When a line of the entries contains the word "interval", report that line.

Start of Block

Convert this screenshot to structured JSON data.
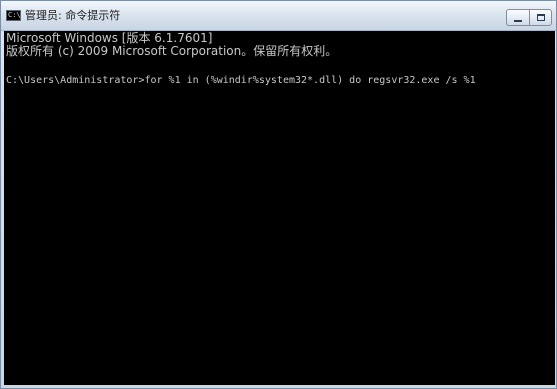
{
  "window": {
    "icon_text": "C:\\",
    "title": "管理员: 命令提示符",
    "icons": {
      "app": "command-prompt-icon",
      "minimize": "minimize-icon",
      "maximize": "maximize-icon"
    }
  },
  "console": {
    "lines": [
      "Microsoft Windows [版本 6.1.7601]",
      "版权所有 (c) 2009 Microsoft Corporation。保留所有权利。",
      "C:\\Users\\Administrator>for %1 in (%windir%system32*.dll) do regsvr32.exe /s %1"
    ]
  },
  "colors": {
    "console_bg": "#000000",
    "console_text": "#c8c8c8"
  }
}
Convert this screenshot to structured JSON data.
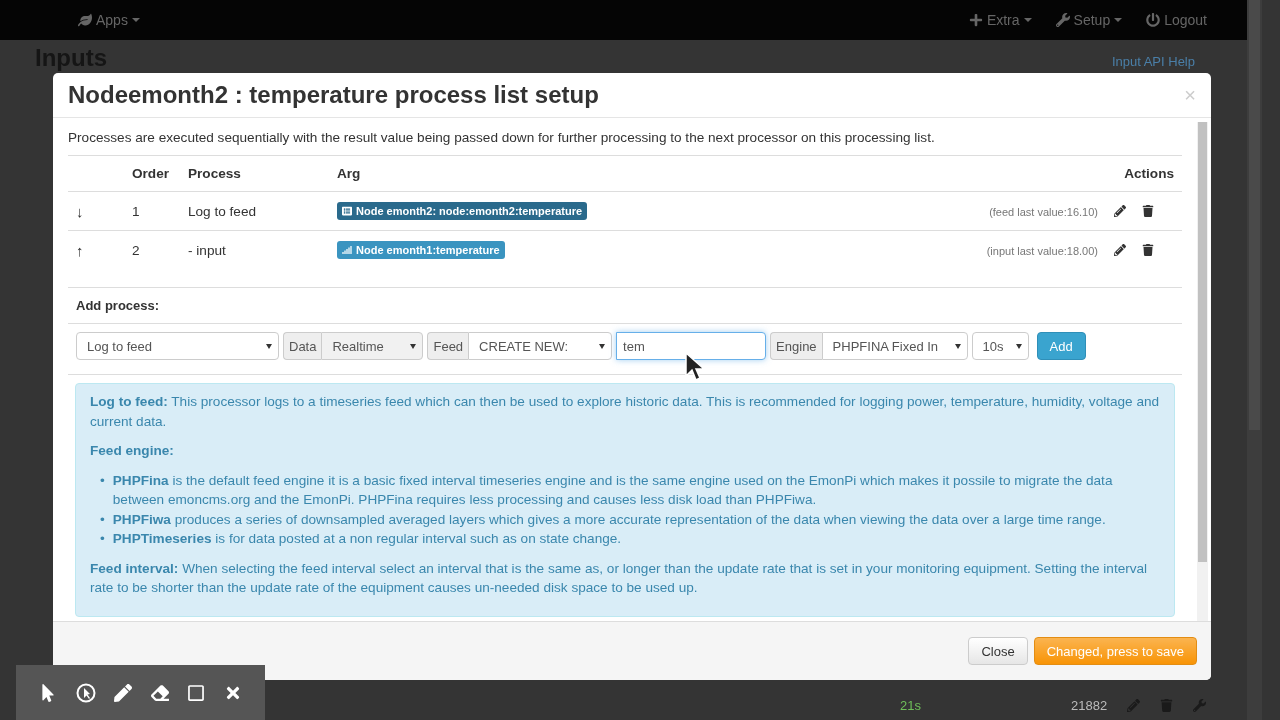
{
  "navbar": {
    "left": [
      {
        "label": "Apps"
      }
    ],
    "right": [
      {
        "label": "Extra",
        "caret": true
      },
      {
        "label": "Setup",
        "caret": true
      },
      {
        "label": "Logout",
        "caret": false
      }
    ]
  },
  "page": {
    "title": "Inputs",
    "help_link": "Input API Help",
    "footer_row": {
      "updated": "21s",
      "value": "21882"
    }
  },
  "modal": {
    "title": "Nodeemonth2 : temperature process list setup",
    "intro": "Processes are executed sequentially with the result value being passed down for further processing to the next processor on this processing list.",
    "table": {
      "columns": [
        "",
        "Order",
        "Process",
        "Arg",
        "",
        "Actions"
      ],
      "rows": [
        {
          "move": "↓",
          "order": "1",
          "process": "Log to feed",
          "arg": {
            "kind": "feed",
            "label": "Node emonth2: node:emonth2:temperature"
          },
          "last_value": "(feed last value:16.10)"
        },
        {
          "move": "↑",
          "order": "2",
          "process": "- input",
          "arg": {
            "kind": "input",
            "label": "Node emonth1:temperature"
          },
          "last_value": "(input last value:18.00)"
        }
      ]
    },
    "add_process": {
      "title": "Add process:",
      "process": "Log to feed",
      "data_label": "Data",
      "data": "Realtime",
      "feed_label": "Feed",
      "feed": "CREATE NEW:",
      "feed_name": "tem",
      "engine_label": "Engine",
      "engine": "PHPFINA Fixed In",
      "interval": "10s",
      "add_button": "Add"
    },
    "info": [
      {
        "kind": "paragraph",
        "text": "**Log to feed:** This processor logs to a timeseries feed which can then be used to explore historic data. This is recommended for logging power, temperature, humidity, voltage and current data."
      },
      {
        "kind": "heading",
        "text": "Feed engine:"
      },
      {
        "kind": "list",
        "marker": "•",
        "items": [
          "**PHPFina** is the default feed engine it is a basic fixed interval timeseries engine and is the same engine used on the EmonPi which makes it possile to migrate the data between emoncms.org and the EmonPi. PHPFina requires less processing and causes less disk load than PHPFiwa.",
          "**PHPFiwa** produces a series of downsampled averaged layers which gives a more accurate representation of the data when viewing the data over a large time range.",
          "**PHPTimeseries** is for data posted at a non regular interval such as on state change."
        ]
      },
      {
        "kind": "paragraph",
        "text": "**Feed interval:** When selecting the feed interval select an interval that is the same as, or longer than the update rate that is set in your monitoring equipment. Setting the interval rate to be shorter than the update rate of the equipment causes un-needed disk space to be used up."
      }
    ],
    "close_symbol": "×",
    "buttons": [
      {
        "kind": "default",
        "label": "Close"
      },
      {
        "kind": "warning",
        "label": "Changed, press to save"
      }
    ]
  }
}
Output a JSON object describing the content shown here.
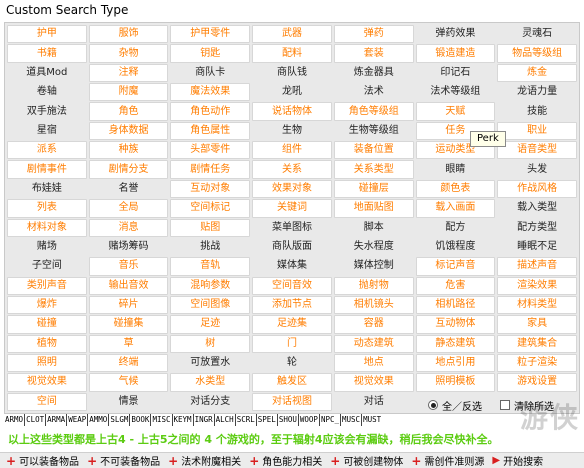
{
  "window": {
    "title": "Custom Search Type"
  },
  "grid": {
    "rows": [
      [
        {
          "t": "护甲",
          "s": "on"
        },
        {
          "t": "服饰",
          "s": "on"
        },
        {
          "t": "护甲零件",
          "s": "on"
        },
        {
          "t": "武器",
          "s": "on"
        },
        {
          "t": "弹药",
          "s": "on"
        },
        {
          "t": "弹药效果",
          "s": "off"
        },
        {
          "t": "灵魂石",
          "s": "off"
        }
      ],
      [
        {
          "t": "书籍",
          "s": "on"
        },
        {
          "t": "杂物",
          "s": "on"
        },
        {
          "t": "钥匙",
          "s": "on"
        },
        {
          "t": "配料",
          "s": "on"
        },
        {
          "t": "套装",
          "s": "on"
        },
        {
          "t": "锻造建造",
          "s": "on"
        },
        {
          "t": "物品等级组",
          "s": "on"
        }
      ],
      [
        {
          "t": "道具Mod",
          "s": "off"
        },
        {
          "t": "注释",
          "s": "on"
        },
        {
          "t": "商队卡",
          "s": "off"
        },
        {
          "t": "商队钱",
          "s": "off"
        },
        {
          "t": "炼金器具",
          "s": "off"
        },
        {
          "t": "印记石",
          "s": "off"
        },
        {
          "t": "炼金",
          "s": "on"
        }
      ],
      [
        {
          "t": "卷轴",
          "s": "off"
        },
        {
          "t": "附魔",
          "s": "on"
        },
        {
          "t": "魔法效果",
          "s": "on"
        },
        {
          "t": "龙吼",
          "s": "off"
        },
        {
          "t": "法术",
          "s": "off"
        },
        {
          "t": "法术等级组",
          "s": "off"
        },
        {
          "t": "龙语力量",
          "s": "off"
        }
      ],
      [
        {
          "t": "双手施法",
          "s": "off"
        },
        {
          "t": "角色",
          "s": "on"
        },
        {
          "t": "角色动作",
          "s": "on"
        },
        {
          "t": "说话物体",
          "s": "on"
        },
        {
          "t": "角色等级组",
          "s": "on"
        },
        {
          "t": "天赋",
          "s": "on"
        },
        {
          "t": "技能",
          "s": "off"
        }
      ],
      [
        {
          "t": "星宿",
          "s": "off"
        },
        {
          "t": "身体数据",
          "s": "on"
        },
        {
          "t": "角色属性",
          "s": "on"
        },
        {
          "t": "生物",
          "s": "off"
        },
        {
          "t": "生物等级组",
          "s": "off"
        },
        {
          "t": "任务",
          "s": "on"
        },
        {
          "t": "职业",
          "s": "on"
        }
      ],
      [
        {
          "t": "派系",
          "s": "on"
        },
        {
          "t": "种族",
          "s": "on"
        },
        {
          "t": "头部零件",
          "s": "on"
        },
        {
          "t": "组件",
          "s": "on"
        },
        {
          "t": "装备位置",
          "s": "on"
        },
        {
          "t": "运动类型",
          "s": "on"
        },
        {
          "t": "语音类型",
          "s": "on"
        }
      ],
      [
        {
          "t": "剧情事件",
          "s": "on"
        },
        {
          "t": "剧情分支",
          "s": "on"
        },
        {
          "t": "剧情任务",
          "s": "on"
        },
        {
          "t": "关系",
          "s": "on"
        },
        {
          "t": "关系类型",
          "s": "on"
        },
        {
          "t": "眼睛",
          "s": "off"
        },
        {
          "t": "头发",
          "s": "off"
        }
      ],
      [
        {
          "t": "布娃娃",
          "s": "off"
        },
        {
          "t": "名誉",
          "s": "off"
        },
        {
          "t": "互动对象",
          "s": "on"
        },
        {
          "t": "效果对象",
          "s": "on"
        },
        {
          "t": "碰撞层",
          "s": "on"
        },
        {
          "t": "颜色表",
          "s": "on"
        },
        {
          "t": "作战风格",
          "s": "on"
        }
      ],
      [
        {
          "t": "列表",
          "s": "on"
        },
        {
          "t": "全局",
          "s": "on"
        },
        {
          "t": "空间标记",
          "s": "on"
        },
        {
          "t": "关键词",
          "s": "on"
        },
        {
          "t": "地面贴图",
          "s": "on"
        },
        {
          "t": "载入画面",
          "s": "on"
        },
        {
          "t": "载入类型",
          "s": "off"
        }
      ],
      [
        {
          "t": "材料对象",
          "s": "on"
        },
        {
          "t": "消息",
          "s": "on"
        },
        {
          "t": "贴图",
          "s": "on"
        },
        {
          "t": "菜单图标",
          "s": "off"
        },
        {
          "t": "脚本",
          "s": "off"
        },
        {
          "t": "配方",
          "s": "off"
        },
        {
          "t": "配方类型",
          "s": "off"
        }
      ],
      [
        {
          "t": "赌场",
          "s": "off"
        },
        {
          "t": "赌场筹码",
          "s": "off"
        },
        {
          "t": "挑战",
          "s": "off"
        },
        {
          "t": "商队版面",
          "s": "off"
        },
        {
          "t": "失水程度",
          "s": "off"
        },
        {
          "t": "饥饿程度",
          "s": "off"
        },
        {
          "t": "睡眠不足",
          "s": "off"
        }
      ],
      [
        {
          "t": "子空间",
          "s": "off"
        },
        {
          "t": "音乐",
          "s": "on"
        },
        {
          "t": "音轨",
          "s": "on"
        },
        {
          "t": "媒体集",
          "s": "off"
        },
        {
          "t": "媒体控制",
          "s": "off"
        },
        {
          "t": "标记声音",
          "s": "on"
        },
        {
          "t": "描述声音",
          "s": "on"
        }
      ],
      [
        {
          "t": "类别声音",
          "s": "on"
        },
        {
          "t": "输出音效",
          "s": "on"
        },
        {
          "t": "混响参数",
          "s": "on"
        },
        {
          "t": "空间音效",
          "s": "on"
        },
        {
          "t": "抛射物",
          "s": "on"
        },
        {
          "t": "危害",
          "s": "on"
        },
        {
          "t": "渲染效果",
          "s": "on"
        }
      ],
      [
        {
          "t": "爆炸",
          "s": "on"
        },
        {
          "t": "碎片",
          "s": "on"
        },
        {
          "t": "空间图像",
          "s": "on"
        },
        {
          "t": "添加节点",
          "s": "on"
        },
        {
          "t": "相机镜头",
          "s": "on"
        },
        {
          "t": "相机路径",
          "s": "on"
        },
        {
          "t": "材料类型",
          "s": "on"
        }
      ],
      [
        {
          "t": "碰撞",
          "s": "on"
        },
        {
          "t": "碰撞集",
          "s": "on"
        },
        {
          "t": "足迹",
          "s": "on"
        },
        {
          "t": "足迹集",
          "s": "on"
        },
        {
          "t": "容器",
          "s": "on"
        },
        {
          "t": "互动物体",
          "s": "on"
        },
        {
          "t": "家具",
          "s": "on"
        }
      ],
      [
        {
          "t": "植物",
          "s": "on"
        },
        {
          "t": "草",
          "s": "on"
        },
        {
          "t": "树",
          "s": "on"
        },
        {
          "t": "门",
          "s": "on"
        },
        {
          "t": "动态建筑",
          "s": "on"
        },
        {
          "t": "静态建筑",
          "s": "on"
        },
        {
          "t": "建筑集合",
          "s": "on"
        }
      ],
      [
        {
          "t": "照明",
          "s": "on"
        },
        {
          "t": "终端",
          "s": "on"
        },
        {
          "t": "可放置水",
          "s": "off"
        },
        {
          "t": "轮",
          "s": "off"
        },
        {
          "t": "地点",
          "s": "on"
        },
        {
          "t": "地点引用",
          "s": "on"
        },
        {
          "t": "粒子渲染",
          "s": "on"
        }
      ],
      [
        {
          "t": "视觉效果",
          "s": "on"
        },
        {
          "t": "气候",
          "s": "on"
        },
        {
          "t": "水类型",
          "s": "on"
        },
        {
          "t": "触发区",
          "s": "on"
        },
        {
          "t": "视觉效果",
          "s": "on"
        },
        {
          "t": "照明模板",
          "s": "on"
        },
        {
          "t": "游戏设置",
          "s": "on"
        }
      ],
      [
        {
          "t": "空间",
          "s": "on"
        },
        {
          "t": "情景",
          "s": "off"
        },
        {
          "t": "对话分支",
          "s": "off"
        },
        {
          "t": "对话视图",
          "s": "on"
        },
        {
          "t": "对话",
          "s": "off"
        },
        {
          "t": "",
          "s": "off"
        },
        {
          "t": "",
          "s": "off"
        }
      ]
    ]
  },
  "tooltip": {
    "text": "Perk"
  },
  "abbreviations": [
    "ARMO",
    "CLOT",
    "ARMA",
    "WEAP",
    "AMMO",
    "SLGM",
    "BOOK",
    "MISC",
    "KEYM",
    "INGR",
    "ALCH",
    "SCRL",
    "SPEL",
    "SHOU",
    "WOOP",
    "NPC_",
    "MUSC",
    "MUST"
  ],
  "controls": {
    "all_invert_label": "全／反选",
    "clear_label": "清除所选"
  },
  "notice": "以上这些类型都是上古4 - 上古5之间的 4 个游戏的，至于辐射4应该会有漏缺，稍后我会尽快补全。",
  "bottom_bar": {
    "items": [
      {
        "label": "可以装备物品"
      },
      {
        "label": "不可装备物品"
      },
      {
        "label": "法术附魔相关"
      },
      {
        "label": "角色能力相关"
      },
      {
        "label": "可被创建物体"
      },
      {
        "label": "需创件准则源"
      }
    ],
    "start_search_label": "开始搜索"
  },
  "watermark": "游侠",
  "colors": {
    "accent": "#ff7d00",
    "notice": "#5ccc12",
    "off_bg": "#e9e9e9",
    "on_bg": "#ffffff"
  }
}
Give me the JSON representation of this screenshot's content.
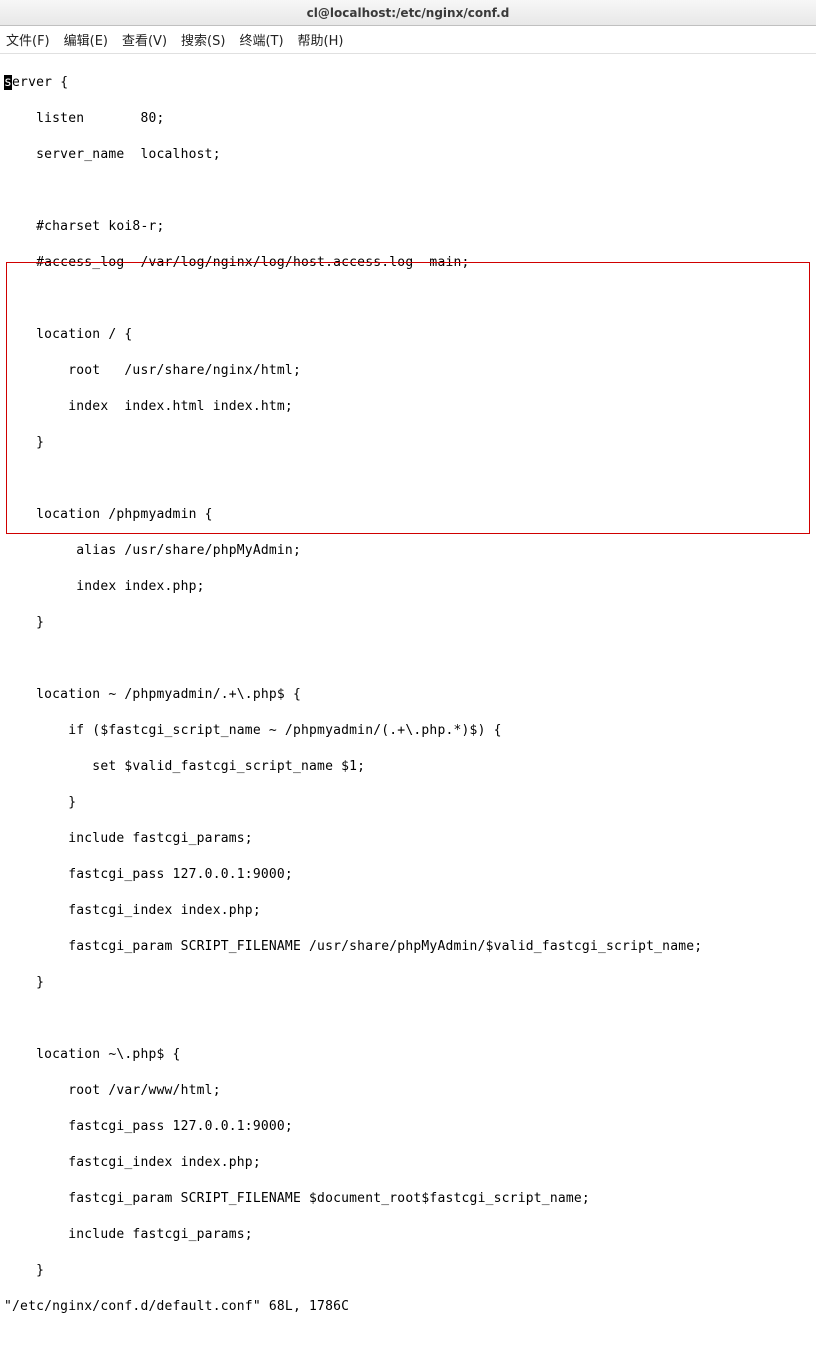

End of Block

> _ANSWER TO THIS TASK_
      "interval": "10s",
          "**PHPFina** is the default feed engine it is a basic fixed interval timeseries engine and is the same engine used on the EmonPi which makes it possile to migrate the data between emoncms.org and the EmonPi. PHPFina requires less processing and causes less disk load than PHPFiwa.",
          "**PHPTimeseries** is for data posted at a non regular interval such as on state change."
        "text": "**Feed interval:** When selecting the feed interval select an interval that is the same as, or longer than the update rate that is set in your monitoring equipment. Setting the interval rate to be shorter than the update rate of the equipment causes un-needed disk space to be used up."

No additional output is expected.